Excerpted data:
⟨

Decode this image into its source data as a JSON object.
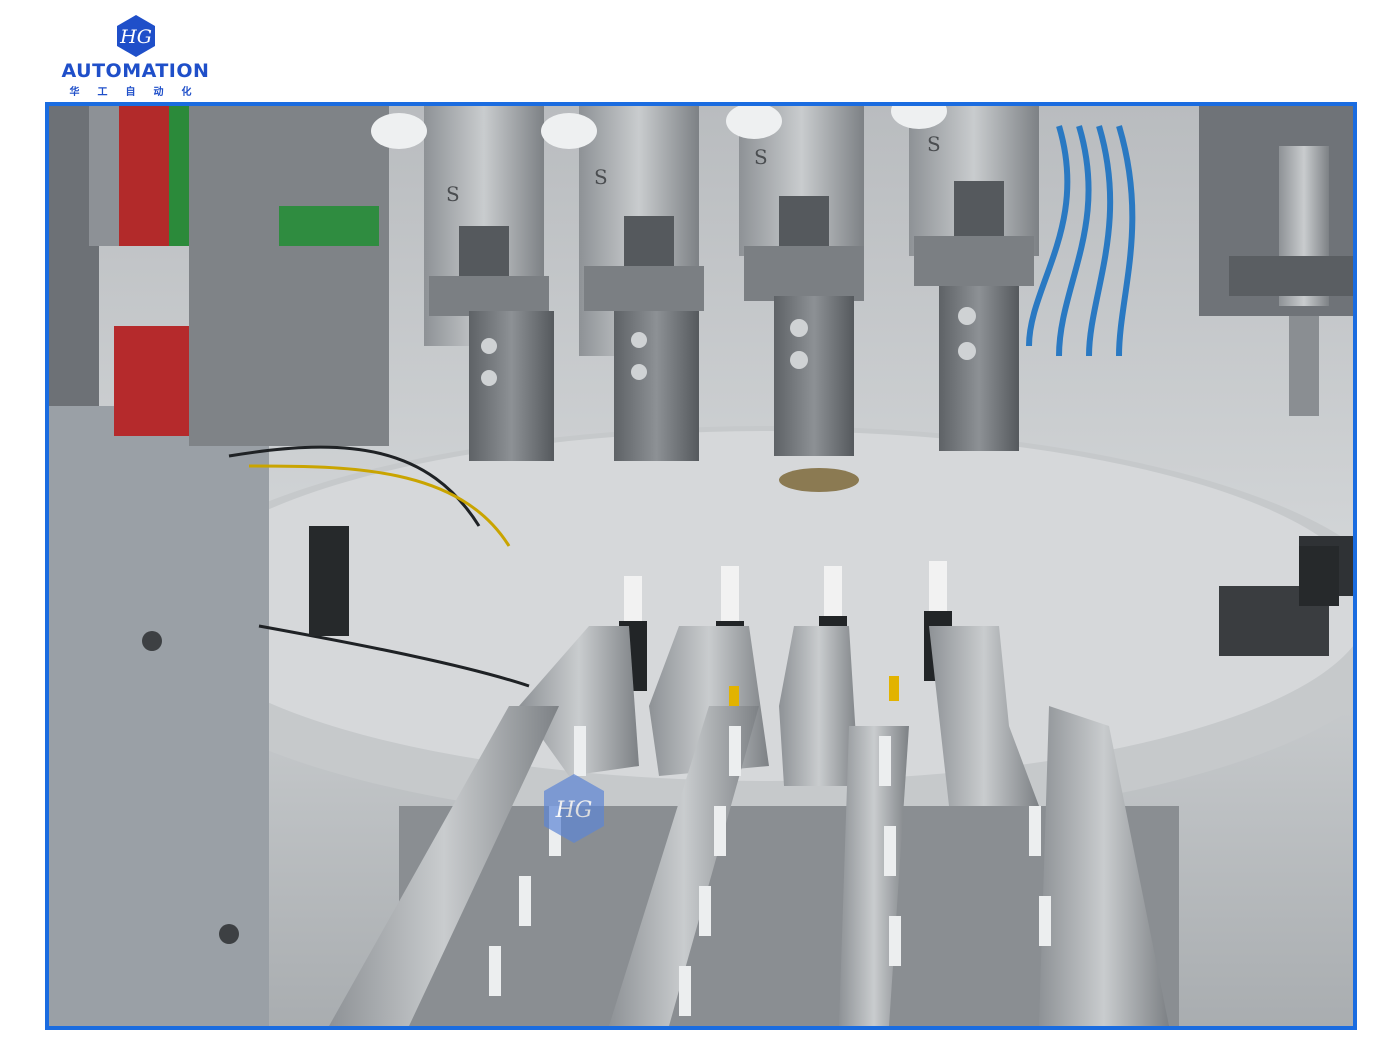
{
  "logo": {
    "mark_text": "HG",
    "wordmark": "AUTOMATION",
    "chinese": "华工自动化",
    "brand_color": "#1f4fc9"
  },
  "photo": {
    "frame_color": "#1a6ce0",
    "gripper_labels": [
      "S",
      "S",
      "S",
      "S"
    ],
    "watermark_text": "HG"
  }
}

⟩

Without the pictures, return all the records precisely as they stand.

Written answer:
Decode this image into its source data as a JSON object.
{
  "logo": {
    "mark_text": "HG",
    "wordmark": "AUTOMATION",
    "chinese": "华工自动化",
    "brand_color": "#1f4fc9"
  },
  "photo": {
    "frame_color": "#1a6ce0",
    "gripper_labels": [
      "S",
      "S",
      "S",
      "S"
    ],
    "watermark_text": "HG"
  }
}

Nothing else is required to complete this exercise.